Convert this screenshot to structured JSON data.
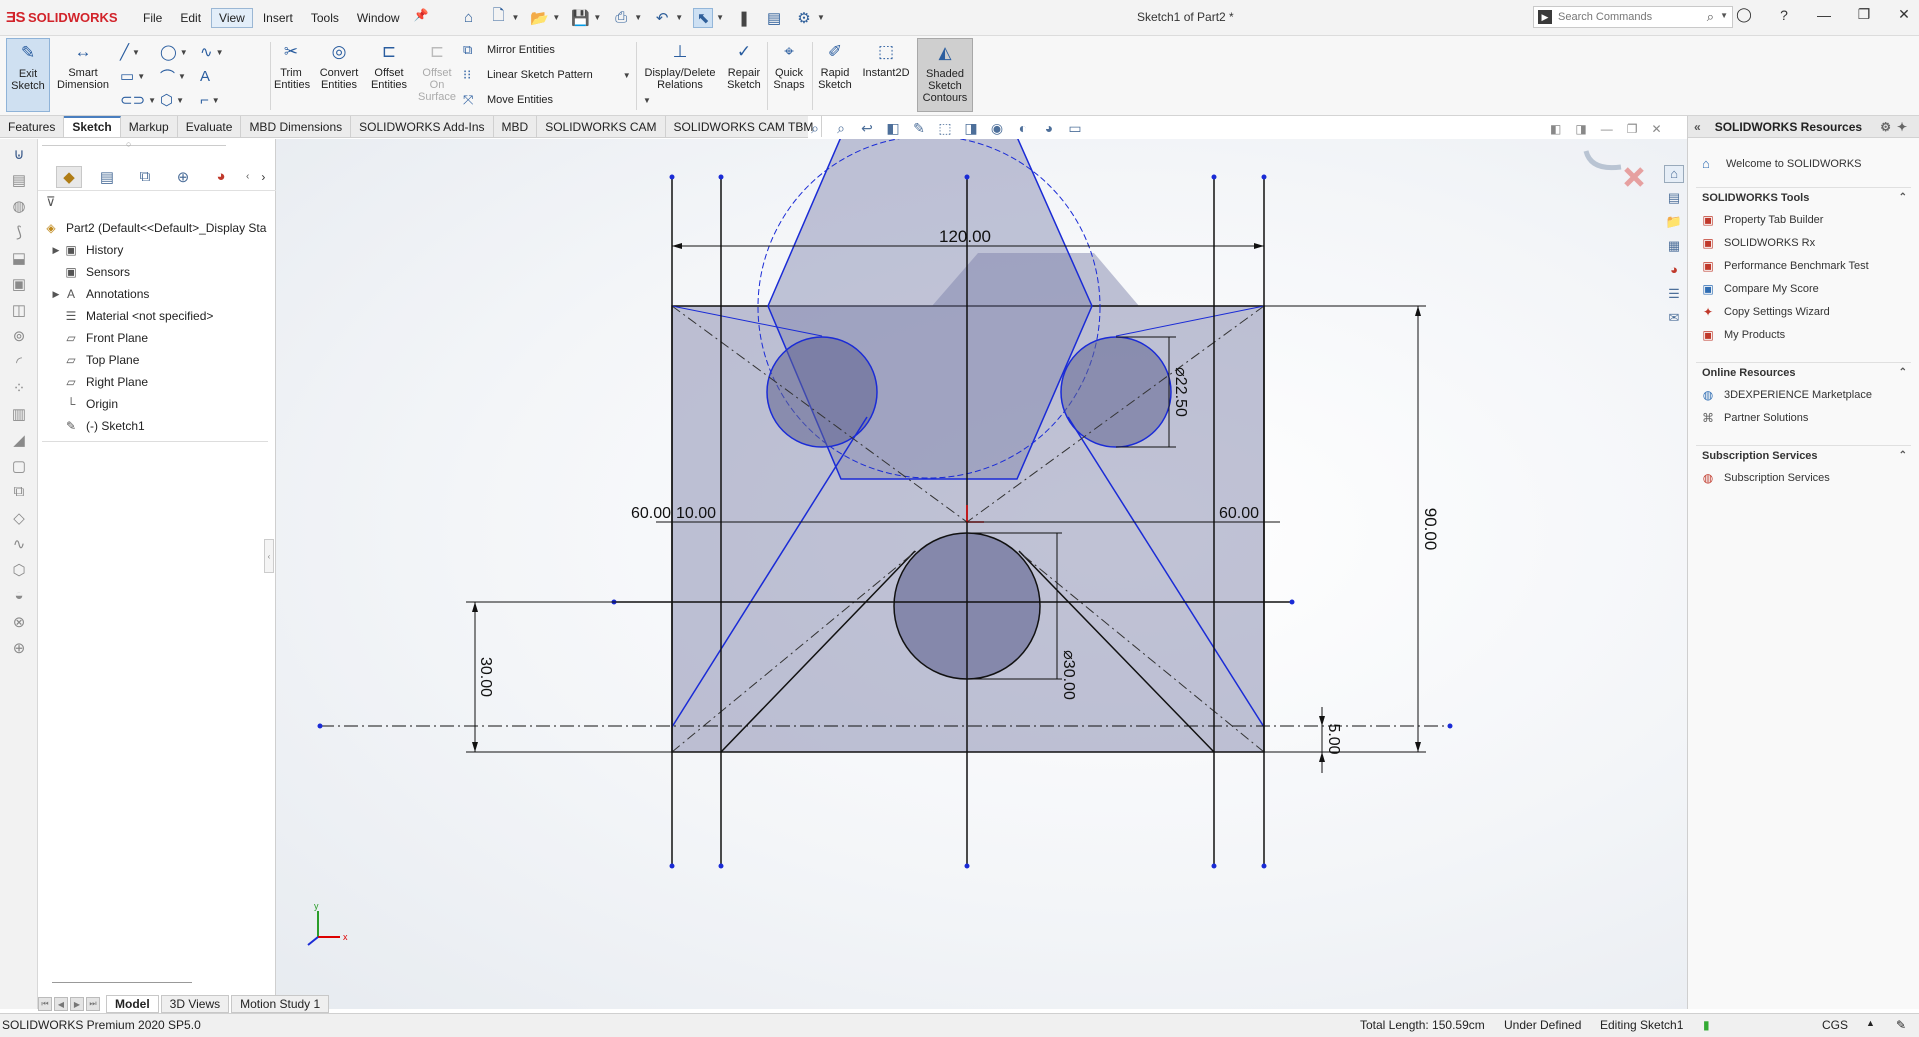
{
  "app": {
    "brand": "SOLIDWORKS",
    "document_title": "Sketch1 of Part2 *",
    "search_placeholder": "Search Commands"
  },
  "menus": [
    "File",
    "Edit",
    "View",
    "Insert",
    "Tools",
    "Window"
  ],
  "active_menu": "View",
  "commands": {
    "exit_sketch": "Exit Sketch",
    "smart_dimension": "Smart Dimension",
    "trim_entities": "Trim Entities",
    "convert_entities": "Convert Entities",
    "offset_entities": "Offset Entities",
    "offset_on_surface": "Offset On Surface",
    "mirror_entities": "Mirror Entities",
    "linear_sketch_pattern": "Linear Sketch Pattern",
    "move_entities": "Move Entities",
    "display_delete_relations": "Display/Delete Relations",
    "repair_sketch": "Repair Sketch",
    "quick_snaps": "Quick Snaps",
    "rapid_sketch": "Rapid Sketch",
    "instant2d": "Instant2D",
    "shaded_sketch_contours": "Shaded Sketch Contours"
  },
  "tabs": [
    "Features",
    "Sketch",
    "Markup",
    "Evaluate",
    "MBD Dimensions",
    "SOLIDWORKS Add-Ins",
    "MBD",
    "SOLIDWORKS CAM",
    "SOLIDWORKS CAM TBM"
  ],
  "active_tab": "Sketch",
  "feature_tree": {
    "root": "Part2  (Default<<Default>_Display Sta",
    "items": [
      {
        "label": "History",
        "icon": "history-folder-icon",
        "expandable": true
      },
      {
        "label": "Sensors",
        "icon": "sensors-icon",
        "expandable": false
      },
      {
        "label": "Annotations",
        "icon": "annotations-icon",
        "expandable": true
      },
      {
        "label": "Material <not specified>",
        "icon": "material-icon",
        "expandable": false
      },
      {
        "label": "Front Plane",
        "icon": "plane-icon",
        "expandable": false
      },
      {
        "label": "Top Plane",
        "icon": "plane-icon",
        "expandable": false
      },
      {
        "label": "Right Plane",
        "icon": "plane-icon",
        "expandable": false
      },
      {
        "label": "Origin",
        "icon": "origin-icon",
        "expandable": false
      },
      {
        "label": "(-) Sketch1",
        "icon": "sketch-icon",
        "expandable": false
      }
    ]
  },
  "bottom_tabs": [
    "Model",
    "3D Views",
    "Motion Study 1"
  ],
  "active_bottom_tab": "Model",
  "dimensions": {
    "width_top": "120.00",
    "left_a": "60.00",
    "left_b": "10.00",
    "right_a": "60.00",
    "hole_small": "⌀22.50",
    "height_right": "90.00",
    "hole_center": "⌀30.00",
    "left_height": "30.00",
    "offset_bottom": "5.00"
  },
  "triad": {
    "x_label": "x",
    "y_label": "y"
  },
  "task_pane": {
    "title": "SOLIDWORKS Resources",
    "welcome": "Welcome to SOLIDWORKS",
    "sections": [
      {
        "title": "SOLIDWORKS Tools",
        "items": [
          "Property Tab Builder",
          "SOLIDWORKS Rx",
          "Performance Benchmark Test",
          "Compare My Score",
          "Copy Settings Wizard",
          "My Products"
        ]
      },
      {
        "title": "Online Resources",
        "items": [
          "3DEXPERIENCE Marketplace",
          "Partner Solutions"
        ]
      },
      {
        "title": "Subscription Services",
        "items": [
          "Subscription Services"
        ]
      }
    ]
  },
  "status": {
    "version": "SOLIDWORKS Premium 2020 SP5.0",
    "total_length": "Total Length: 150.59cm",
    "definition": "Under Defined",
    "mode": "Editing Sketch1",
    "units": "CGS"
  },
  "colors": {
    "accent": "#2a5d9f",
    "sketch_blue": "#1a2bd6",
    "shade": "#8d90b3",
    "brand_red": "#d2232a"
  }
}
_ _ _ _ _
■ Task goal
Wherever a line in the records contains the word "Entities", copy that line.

■ Response for this exercise
    "trim_entities": "Trim Entities",
    "convert_entities": "Convert Entities",
    "offset_entities": "Offset Entities",
    "mirror_entities": "Mirror Entities",
    "move_entities": "Move Entities",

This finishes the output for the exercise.